I really like Skinner's behavioral theory. His novel Walden Two theorizes that if you just reinforce positive behaviors, then it will no longer be necessary to punish people to force them not to do wrong. You reach an organic system where people only do positive things. This film is almost a simulation, as if Walden Two evolves after many, many versions. That is why the village is called Walden XII.

Why represent the villagers as cockroaches?

Because we are just a mass of data. It is as if we were cockroaches: there are many of us and it is very easy to be replaced.

In the film, the "shepherds" impose something like a social credit system on the population. The Ai have different personalities: a young migrant goth / punk worker who is part of the shamate subculture (Chinese transliteration of the English term "smart"), a nationalist wolf warrior and the intellectual the cockroach tries to save. How did you conceive them?

I wanted them to belong to different classes: superheroes, workers who are replaced by artificial intelligence, farmers, privileged etc. In reality they are inspired by both the American and the Chinese dreams: one emphasizes social mobility, the other makes China great again. In a dystopian future, big data can grant more power to the government, so that it can influence every day-to-day activity without having the feeling of being observed. And then, on the other hand, in the fantastic land of Walden XII there are Ai stupid inspired by the typical nosy neighbors who both write down in a notebook what the neighbors do. I was really impressed to see these super high-tech algorithms alongside the crude spying of their neighbors. Which method is more effective?

she You said that you and your peers in China have had access to about a hundred years of development compressed into a decade or two. How do you think this affects the generation of artists you are a part of?

I think it is a complex situation. It's like my elementary school, my middle school and my high school have all disappeared. It's like I've spent my entire life in a city, but if I go back I can't find any memories. I think most people feel less secure, as if nothing has roots, especially in Shanghai where many traditions have disappeared. But I also believe that for artists it is almost a privilege, because this kind of growth can only happen in China.

You attended the fine arts academy at the renowned China Academy of Art in Hangzhou, where you have studied under the guidance of Zhang Peili, a pioneering Chinese artist who began experimenting with video art in the late 1980s. I have noticed that China has produced many excellent artists who work with digital and new media. Why, in your opinion?

I find it interesting that the Chinese adapt more easily to technology. In the United States, social media is not required if you are retired. There is no choice in China. Everyone uses WeChat [roughly the Chinese version of WhatsApp, ndt]. If you want to buy something in the supermarket for 50 cents or a dollar, nobody accepts cash and people get angry if you try to use it. My mom was teaching me how to use a digital wallet. She seemed to me to be the parent and she the teenager!

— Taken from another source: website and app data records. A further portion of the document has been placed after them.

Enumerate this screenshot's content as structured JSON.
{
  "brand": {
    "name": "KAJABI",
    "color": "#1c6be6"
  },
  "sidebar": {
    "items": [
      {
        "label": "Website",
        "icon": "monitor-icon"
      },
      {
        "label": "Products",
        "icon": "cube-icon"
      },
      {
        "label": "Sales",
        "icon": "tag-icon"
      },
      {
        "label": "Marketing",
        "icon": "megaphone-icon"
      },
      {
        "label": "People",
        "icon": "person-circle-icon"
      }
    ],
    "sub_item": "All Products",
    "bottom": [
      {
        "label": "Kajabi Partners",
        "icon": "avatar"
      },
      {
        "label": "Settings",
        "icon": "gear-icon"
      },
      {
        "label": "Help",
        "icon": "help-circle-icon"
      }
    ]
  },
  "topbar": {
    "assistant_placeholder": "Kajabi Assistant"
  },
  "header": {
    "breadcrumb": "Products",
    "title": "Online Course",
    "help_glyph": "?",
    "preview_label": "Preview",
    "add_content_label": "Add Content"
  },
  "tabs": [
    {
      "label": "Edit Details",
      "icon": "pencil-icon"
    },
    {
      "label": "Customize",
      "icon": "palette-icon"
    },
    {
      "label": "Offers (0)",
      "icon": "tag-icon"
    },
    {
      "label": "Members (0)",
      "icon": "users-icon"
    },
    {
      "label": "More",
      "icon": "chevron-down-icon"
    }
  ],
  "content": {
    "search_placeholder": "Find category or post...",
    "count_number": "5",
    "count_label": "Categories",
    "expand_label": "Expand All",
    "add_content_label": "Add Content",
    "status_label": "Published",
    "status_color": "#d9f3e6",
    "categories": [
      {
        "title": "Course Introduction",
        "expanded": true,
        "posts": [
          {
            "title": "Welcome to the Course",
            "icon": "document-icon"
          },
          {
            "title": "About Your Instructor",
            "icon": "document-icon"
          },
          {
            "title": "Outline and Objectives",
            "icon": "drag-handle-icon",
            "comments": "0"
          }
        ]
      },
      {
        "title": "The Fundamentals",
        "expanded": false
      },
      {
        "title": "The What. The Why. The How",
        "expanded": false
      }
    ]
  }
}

You have relatives who were in Shanghai during the lockdowns made necessary by Covid-19. One thing that struck me was the way people approached each other to help each other. She reminded me of the spirit of sharing that I saw after the 2008 Sichuan earthquake.

Everything was organized on WeChat. The younger ones ordered food for the whole apartment complex. I think there is a real sense of collectivism in China, and that's what I always try to express in my work. You stick to what you know.

This article originally appeared on US.

Powered by Blogger.